Talk about operating by rote. He insists whatever inanity he said earlier was a mistake, denies he took or takes a liberal position and declares there will not be people “dying in the streets.” (Does he understand there is a duty now to treat people, but what we are debating is insurance?) Then he ends with assurances he is loved by crowds. Superlatives by the bushel may be funny, but they also substitute for concrete answers. It may seem like a word salad or stream of consciousness at first glance, but it is a salad he tosses up over and over again, each time avoiding close scrutiny.
On health care and most every issue, he has not bothered to try — or is incapable of — getting up to speed. Instead, he has decided to repeat a couple of canned lines and bluff his way through questions. The same pattern emerges whether it is his claim to have been against the Iraq War or his assertion President George W. Bush knew there were no WMDs in Iraq. When pressed on his comments in 2002 supporting the war, Trump threw this out:
Well, what I mean by that is it almost shouldn’t have been done. And you know, I really don’t even know what I mean, because that was a long time ago, and who knows what was in my head. I think that it wasn’t done correctly. In retrospect, it shouldn’t have been done at all. It was sort of, you know, it was just done. It was just, we dropped bombs. Now if you look back, actually, that was probably the correct way of doing it, not going in, and not upsetting, giving them a lesson or not. I mean, I think Senior actually did a pretty good job of what he was doing. He went in, he taught them a lesson. What happened is he was taunted. Because Saddam Hussein was saying, “We drove back the Americans. The ugly Americans were driven back, the power of Iraq, the power.”
Talk about incoherent. Unfortunately, no one will say to his face he is talking nonsense because he has no real answer.
Certainly, there is a hard-core base of non-college-educated, lower-income voters who do not care what he says, do not care about substance and are unbothered by virulent bigotry and misogyny. Nevertheless, it would seem every voter not in that category is ripe for another candidate’s picking. (As we saw in South Carolina, for example, Trump is still getting 25 percent of college graduates.) His complete lack of understanding of issues and a dearth of sane policy solutions should be fodder for other candidates. They can mock him, pull a “Chris Christie” (force to give the same nonanswer over and over again) and use every forum possible to drill down on his ignorance.

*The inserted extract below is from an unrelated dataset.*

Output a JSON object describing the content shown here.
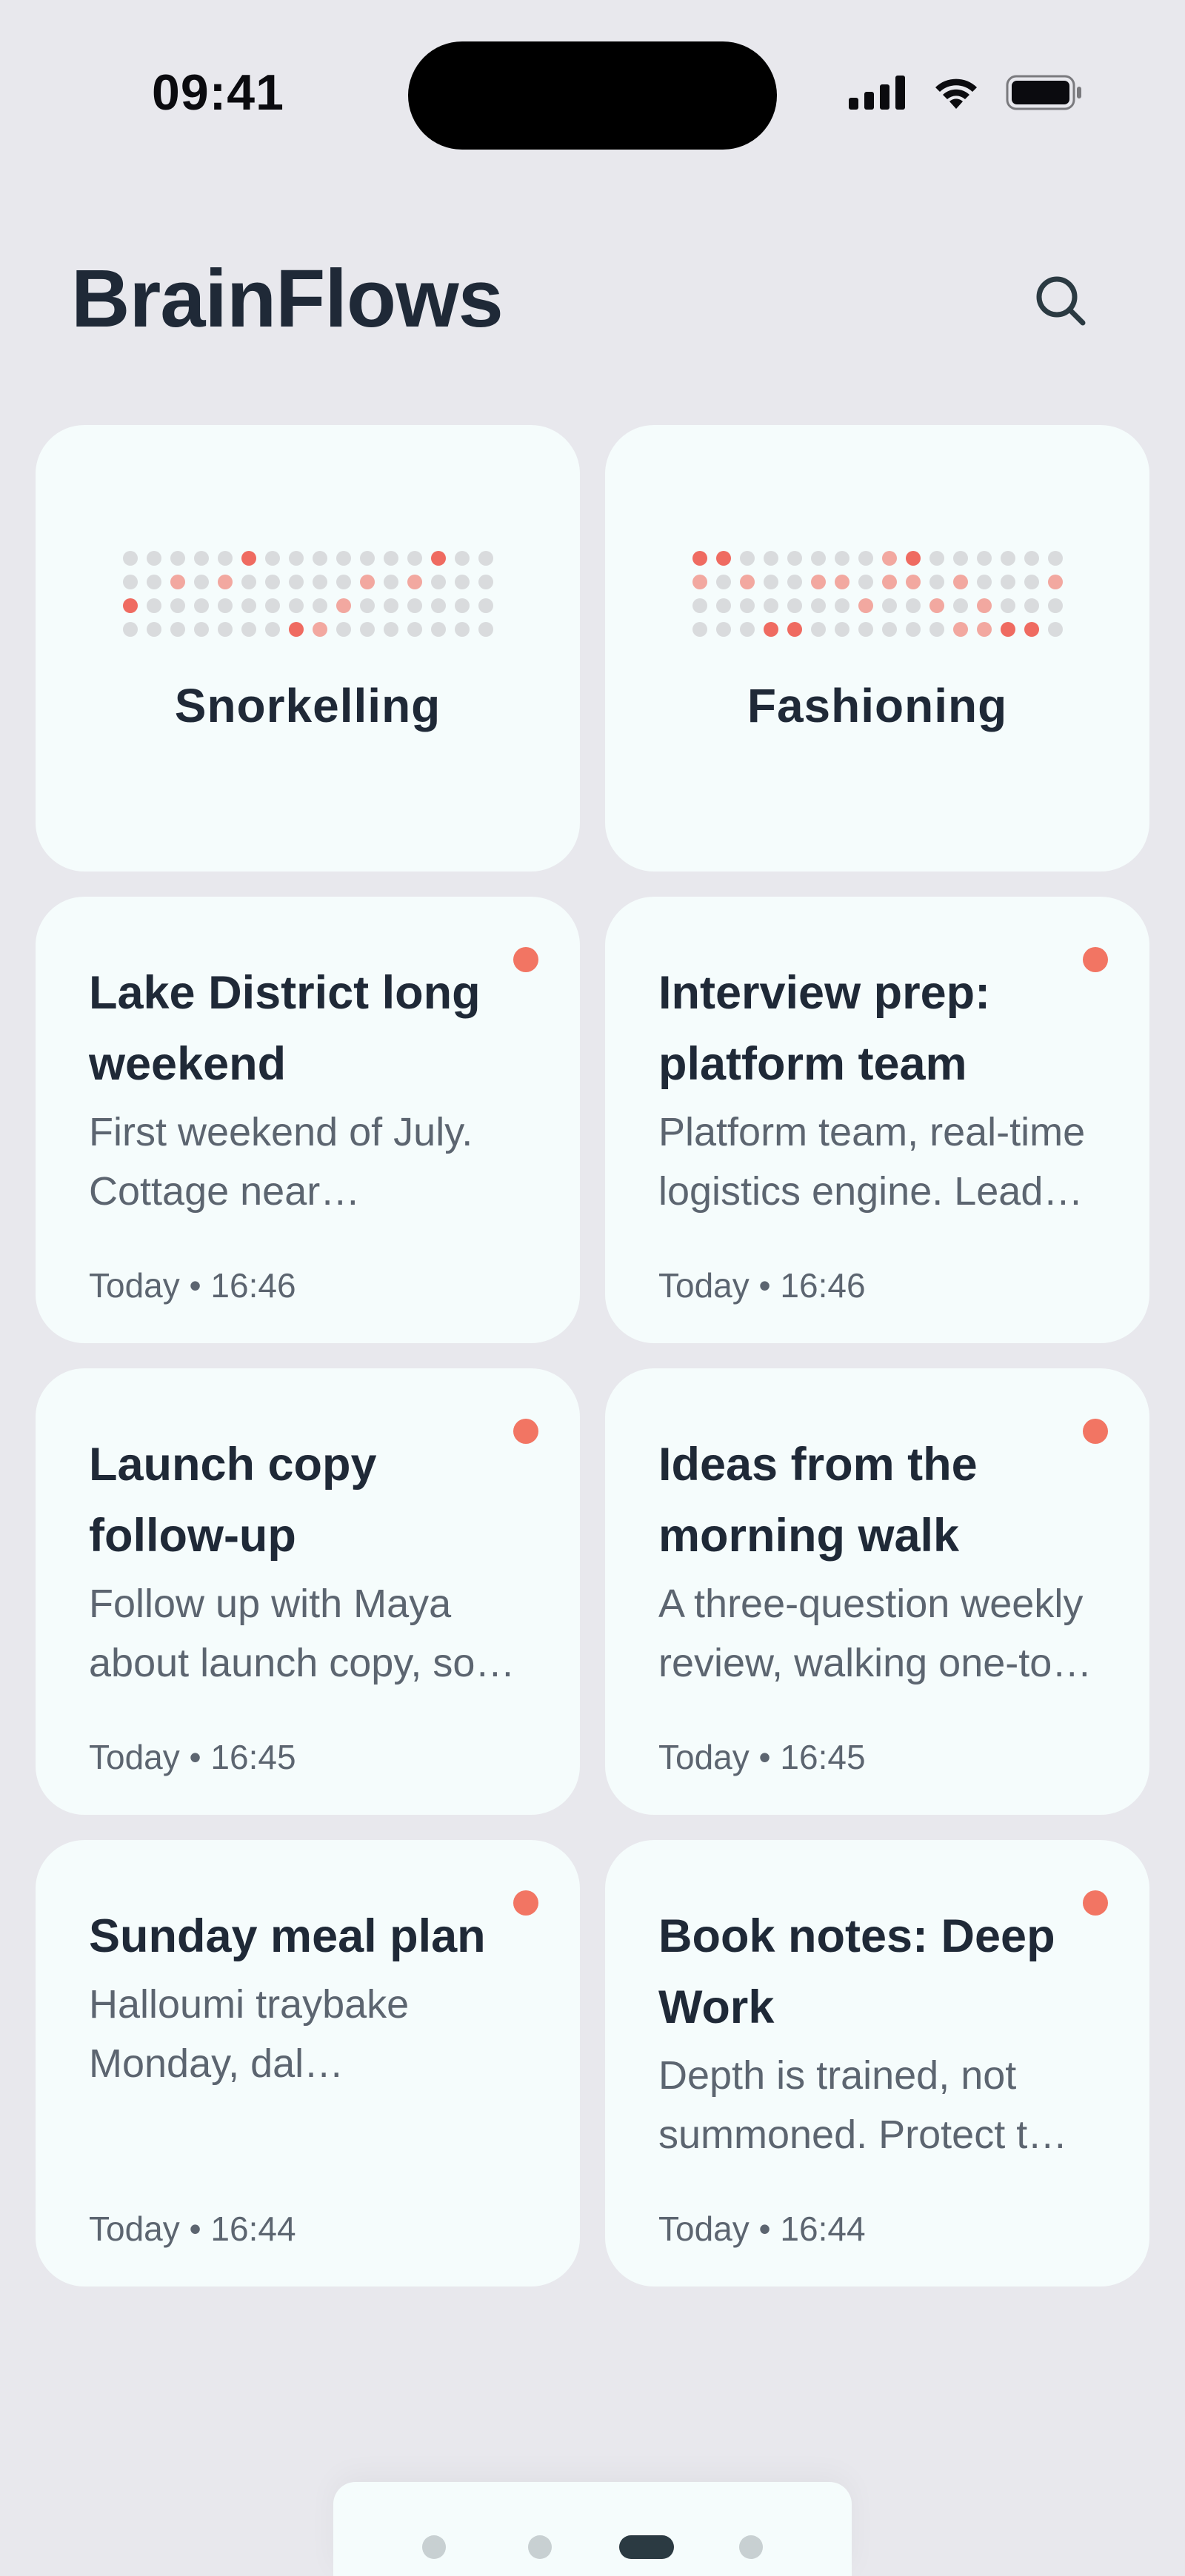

Furthermore, Trump still not has revealed his foreign policy team (how many times has he promised?). He now says his tax returns are not coming soon. (Again, how many times did he promise to release those?) Both opponents and media need to hit him hard on hiding basic information from voters and refusing to do what candidates with far fewer resources routinely manage to do (e.g. Bush put out 33 years of returns). There plainly is a reason why we do not know his foreign policy team. Maybe his team is unimpressive or does not exist at all. Likewise, there is a reason he has not put out his taxes. (Does he avoid paying anything? Is he stingy on charity? Does he over- or understate his wealth?)
In short, Trump needs to be held accountable for his babbling on policy and his refusal to release basic information. In the endless stream of words and excuses, he, one suspects, is trying to conceal just how unprepared he is for the presidency and all that it requires.